* WORK INSTRUCTIONS: Each line holding the string "allows" is to be copied from the data.

[RECORDS SHOWN Boundary: Start]

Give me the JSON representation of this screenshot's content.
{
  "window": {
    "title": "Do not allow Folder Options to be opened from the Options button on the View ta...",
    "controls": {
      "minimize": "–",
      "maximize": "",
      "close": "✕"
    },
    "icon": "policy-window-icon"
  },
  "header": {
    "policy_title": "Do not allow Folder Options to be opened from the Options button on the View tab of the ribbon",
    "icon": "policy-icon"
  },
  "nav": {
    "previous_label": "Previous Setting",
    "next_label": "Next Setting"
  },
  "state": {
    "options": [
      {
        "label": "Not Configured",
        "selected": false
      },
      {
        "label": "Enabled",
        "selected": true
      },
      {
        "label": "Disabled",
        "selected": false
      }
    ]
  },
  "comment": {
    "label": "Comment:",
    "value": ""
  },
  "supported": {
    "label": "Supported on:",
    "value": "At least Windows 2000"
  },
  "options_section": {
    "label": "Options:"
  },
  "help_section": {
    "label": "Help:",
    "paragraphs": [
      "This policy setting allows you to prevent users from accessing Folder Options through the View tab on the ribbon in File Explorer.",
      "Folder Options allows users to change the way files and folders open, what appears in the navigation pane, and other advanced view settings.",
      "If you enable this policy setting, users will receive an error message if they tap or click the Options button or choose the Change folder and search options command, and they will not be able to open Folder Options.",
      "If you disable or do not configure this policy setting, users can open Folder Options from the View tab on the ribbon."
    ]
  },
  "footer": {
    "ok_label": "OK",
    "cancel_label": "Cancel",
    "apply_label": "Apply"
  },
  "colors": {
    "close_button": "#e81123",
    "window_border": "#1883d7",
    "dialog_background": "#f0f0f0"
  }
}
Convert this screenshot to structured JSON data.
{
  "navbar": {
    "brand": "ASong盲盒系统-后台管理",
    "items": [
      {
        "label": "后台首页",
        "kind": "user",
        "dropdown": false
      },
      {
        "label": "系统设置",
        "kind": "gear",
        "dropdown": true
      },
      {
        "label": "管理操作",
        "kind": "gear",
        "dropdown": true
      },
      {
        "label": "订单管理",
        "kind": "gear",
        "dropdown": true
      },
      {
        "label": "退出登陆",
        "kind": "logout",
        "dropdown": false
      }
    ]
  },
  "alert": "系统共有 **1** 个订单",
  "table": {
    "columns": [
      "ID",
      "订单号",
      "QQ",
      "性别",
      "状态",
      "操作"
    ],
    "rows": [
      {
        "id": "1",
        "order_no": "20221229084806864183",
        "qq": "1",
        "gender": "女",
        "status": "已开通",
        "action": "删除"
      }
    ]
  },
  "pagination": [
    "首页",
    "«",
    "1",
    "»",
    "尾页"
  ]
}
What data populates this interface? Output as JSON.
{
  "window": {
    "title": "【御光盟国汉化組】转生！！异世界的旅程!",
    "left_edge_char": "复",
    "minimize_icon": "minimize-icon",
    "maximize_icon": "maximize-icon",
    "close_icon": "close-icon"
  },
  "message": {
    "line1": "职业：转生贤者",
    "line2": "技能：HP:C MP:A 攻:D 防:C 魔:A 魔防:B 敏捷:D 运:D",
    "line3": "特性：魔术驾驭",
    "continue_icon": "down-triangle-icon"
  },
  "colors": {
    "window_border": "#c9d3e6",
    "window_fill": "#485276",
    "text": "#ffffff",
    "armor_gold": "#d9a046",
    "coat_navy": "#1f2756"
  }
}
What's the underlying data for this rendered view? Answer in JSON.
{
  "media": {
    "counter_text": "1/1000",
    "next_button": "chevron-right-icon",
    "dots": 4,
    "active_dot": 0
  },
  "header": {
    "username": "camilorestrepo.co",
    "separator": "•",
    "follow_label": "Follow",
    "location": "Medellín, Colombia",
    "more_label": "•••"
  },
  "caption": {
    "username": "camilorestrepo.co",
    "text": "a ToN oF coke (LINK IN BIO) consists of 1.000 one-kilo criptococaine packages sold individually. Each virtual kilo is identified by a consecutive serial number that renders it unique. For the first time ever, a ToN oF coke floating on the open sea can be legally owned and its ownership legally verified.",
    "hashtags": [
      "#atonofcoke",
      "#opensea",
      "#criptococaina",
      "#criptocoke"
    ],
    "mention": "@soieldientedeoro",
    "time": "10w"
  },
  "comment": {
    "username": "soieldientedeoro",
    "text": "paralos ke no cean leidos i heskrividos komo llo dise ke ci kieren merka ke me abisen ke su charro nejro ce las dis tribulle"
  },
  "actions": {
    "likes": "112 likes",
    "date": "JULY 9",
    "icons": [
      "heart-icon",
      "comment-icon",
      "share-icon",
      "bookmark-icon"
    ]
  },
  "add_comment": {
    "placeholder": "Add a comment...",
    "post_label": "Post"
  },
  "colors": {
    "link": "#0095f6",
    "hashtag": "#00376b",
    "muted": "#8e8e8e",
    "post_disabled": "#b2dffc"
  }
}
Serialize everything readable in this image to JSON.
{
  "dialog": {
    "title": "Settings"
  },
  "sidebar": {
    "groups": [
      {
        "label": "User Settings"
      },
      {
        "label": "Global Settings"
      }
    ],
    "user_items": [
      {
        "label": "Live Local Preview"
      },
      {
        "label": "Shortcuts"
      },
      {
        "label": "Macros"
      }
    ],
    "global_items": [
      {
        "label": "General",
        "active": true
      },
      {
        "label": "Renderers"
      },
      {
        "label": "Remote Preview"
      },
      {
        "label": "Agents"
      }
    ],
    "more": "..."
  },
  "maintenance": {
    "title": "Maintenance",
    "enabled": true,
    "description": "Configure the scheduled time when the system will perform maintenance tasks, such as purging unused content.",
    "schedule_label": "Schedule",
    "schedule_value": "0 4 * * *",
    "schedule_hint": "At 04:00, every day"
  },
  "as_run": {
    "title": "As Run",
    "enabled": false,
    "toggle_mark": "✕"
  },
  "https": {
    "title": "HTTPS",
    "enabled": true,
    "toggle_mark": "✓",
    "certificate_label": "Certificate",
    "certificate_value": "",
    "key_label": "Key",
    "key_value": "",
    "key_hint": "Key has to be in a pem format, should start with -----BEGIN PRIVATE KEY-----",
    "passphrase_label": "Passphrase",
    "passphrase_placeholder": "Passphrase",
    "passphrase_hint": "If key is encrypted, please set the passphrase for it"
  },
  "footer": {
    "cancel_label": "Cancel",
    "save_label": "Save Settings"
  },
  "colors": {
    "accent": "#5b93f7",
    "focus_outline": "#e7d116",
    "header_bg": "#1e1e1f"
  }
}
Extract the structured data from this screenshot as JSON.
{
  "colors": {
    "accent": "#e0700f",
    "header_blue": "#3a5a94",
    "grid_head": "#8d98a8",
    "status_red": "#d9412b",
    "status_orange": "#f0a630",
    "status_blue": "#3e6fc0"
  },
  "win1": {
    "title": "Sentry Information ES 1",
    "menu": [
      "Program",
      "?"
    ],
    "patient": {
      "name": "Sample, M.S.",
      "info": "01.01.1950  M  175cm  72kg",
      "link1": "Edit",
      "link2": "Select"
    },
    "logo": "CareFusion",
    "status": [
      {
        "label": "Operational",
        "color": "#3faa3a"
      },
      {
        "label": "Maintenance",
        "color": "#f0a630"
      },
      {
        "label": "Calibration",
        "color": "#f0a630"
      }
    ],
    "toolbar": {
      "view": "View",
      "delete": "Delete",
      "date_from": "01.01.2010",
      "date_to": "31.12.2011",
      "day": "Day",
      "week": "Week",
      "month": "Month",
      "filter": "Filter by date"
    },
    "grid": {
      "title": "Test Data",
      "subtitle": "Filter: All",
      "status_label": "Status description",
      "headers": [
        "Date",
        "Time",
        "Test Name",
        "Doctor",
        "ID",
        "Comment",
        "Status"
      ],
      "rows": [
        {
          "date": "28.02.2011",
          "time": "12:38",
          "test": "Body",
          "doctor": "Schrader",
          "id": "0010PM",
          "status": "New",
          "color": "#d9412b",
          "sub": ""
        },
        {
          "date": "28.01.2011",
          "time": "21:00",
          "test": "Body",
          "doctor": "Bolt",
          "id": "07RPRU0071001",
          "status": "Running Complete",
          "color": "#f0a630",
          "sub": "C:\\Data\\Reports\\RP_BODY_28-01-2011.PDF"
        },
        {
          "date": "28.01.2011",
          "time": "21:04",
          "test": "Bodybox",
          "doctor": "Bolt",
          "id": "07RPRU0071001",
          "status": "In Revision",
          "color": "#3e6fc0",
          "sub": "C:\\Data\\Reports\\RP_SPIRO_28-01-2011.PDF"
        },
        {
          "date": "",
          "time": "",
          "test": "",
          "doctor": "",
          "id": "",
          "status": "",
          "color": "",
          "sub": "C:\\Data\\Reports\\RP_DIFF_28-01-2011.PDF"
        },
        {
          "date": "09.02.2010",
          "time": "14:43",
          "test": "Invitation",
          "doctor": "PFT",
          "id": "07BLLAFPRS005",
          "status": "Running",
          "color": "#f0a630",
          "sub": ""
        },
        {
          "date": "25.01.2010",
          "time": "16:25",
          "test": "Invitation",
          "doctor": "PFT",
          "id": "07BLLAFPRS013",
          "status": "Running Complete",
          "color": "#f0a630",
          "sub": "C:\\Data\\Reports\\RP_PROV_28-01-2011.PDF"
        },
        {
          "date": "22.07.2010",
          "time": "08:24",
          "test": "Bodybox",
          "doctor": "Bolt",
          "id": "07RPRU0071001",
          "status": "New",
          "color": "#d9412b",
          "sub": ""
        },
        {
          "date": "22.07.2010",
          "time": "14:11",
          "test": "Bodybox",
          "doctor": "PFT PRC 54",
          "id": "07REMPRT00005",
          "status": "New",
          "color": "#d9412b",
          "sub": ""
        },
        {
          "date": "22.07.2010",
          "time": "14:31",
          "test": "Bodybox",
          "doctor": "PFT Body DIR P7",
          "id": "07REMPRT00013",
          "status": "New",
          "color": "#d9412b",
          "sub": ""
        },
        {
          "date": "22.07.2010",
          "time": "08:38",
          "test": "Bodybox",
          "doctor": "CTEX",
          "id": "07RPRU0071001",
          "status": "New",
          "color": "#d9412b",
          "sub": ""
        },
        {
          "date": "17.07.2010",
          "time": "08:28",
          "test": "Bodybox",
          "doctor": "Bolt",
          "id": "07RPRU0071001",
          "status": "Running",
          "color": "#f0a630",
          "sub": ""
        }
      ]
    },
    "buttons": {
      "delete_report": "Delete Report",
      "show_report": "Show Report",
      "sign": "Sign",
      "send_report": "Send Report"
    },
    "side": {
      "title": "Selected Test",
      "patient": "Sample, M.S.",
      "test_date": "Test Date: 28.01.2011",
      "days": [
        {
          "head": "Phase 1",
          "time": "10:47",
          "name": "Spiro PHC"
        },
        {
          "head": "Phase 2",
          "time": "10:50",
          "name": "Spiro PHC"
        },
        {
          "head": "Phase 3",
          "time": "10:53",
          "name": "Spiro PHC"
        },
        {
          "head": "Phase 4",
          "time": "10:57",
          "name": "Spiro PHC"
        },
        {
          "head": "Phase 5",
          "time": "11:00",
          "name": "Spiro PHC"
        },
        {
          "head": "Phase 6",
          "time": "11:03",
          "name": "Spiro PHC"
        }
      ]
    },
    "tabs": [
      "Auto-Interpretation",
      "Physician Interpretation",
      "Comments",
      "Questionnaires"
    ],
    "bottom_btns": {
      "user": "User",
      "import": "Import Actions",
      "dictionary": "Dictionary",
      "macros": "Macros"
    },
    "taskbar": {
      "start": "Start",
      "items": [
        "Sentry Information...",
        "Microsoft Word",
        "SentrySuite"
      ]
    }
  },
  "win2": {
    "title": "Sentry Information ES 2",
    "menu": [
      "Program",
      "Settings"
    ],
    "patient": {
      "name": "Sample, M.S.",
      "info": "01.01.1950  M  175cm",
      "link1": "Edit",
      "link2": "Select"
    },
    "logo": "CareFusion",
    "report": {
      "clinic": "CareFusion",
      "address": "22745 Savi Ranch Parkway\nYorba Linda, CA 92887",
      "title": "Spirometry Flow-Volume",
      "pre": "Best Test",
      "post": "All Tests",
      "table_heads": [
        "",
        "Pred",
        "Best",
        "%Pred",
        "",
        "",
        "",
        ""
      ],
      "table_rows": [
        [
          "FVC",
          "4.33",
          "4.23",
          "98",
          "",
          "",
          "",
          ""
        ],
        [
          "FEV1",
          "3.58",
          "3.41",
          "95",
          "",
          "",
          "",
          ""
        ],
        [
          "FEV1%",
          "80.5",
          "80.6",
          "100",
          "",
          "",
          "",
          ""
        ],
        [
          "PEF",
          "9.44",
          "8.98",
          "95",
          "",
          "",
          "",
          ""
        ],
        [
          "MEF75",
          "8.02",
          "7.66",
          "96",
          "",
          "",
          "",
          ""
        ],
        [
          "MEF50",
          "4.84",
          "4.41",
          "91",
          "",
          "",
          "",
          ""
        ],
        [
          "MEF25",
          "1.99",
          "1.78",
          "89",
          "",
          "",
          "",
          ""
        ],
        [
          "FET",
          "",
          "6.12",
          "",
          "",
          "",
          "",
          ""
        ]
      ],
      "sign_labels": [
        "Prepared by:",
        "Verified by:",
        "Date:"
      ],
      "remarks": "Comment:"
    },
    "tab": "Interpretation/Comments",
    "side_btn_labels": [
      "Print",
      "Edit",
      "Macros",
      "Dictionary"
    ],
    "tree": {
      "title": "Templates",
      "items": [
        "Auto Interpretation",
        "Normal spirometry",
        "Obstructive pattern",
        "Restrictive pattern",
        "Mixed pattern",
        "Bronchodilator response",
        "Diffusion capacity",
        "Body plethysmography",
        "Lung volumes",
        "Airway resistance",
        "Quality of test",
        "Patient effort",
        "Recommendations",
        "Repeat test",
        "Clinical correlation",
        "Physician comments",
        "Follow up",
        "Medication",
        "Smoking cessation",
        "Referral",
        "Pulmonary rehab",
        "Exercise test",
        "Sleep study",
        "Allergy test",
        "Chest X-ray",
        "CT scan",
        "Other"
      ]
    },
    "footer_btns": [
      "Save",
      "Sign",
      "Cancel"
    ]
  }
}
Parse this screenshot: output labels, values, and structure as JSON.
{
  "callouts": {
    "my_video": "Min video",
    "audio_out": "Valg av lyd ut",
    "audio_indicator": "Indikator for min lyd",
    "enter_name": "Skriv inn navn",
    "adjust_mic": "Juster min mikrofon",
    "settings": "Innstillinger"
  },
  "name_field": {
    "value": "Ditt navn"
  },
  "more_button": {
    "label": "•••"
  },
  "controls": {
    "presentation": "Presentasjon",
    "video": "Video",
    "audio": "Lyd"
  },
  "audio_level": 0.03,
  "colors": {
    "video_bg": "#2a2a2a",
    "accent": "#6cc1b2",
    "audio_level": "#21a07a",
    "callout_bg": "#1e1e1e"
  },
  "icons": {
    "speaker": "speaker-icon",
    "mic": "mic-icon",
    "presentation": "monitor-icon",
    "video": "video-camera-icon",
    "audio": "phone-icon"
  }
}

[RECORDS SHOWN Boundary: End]

* RESPONSE TO THIS EXERCISE:
      "This policy setting allows you to prevent users from accessing Folder Options through the View tab on the ribbon in File Explorer.",
      "Folder Options allows users to change the way files and folders open, what appears in the navigation pane, and other advanced view settings.",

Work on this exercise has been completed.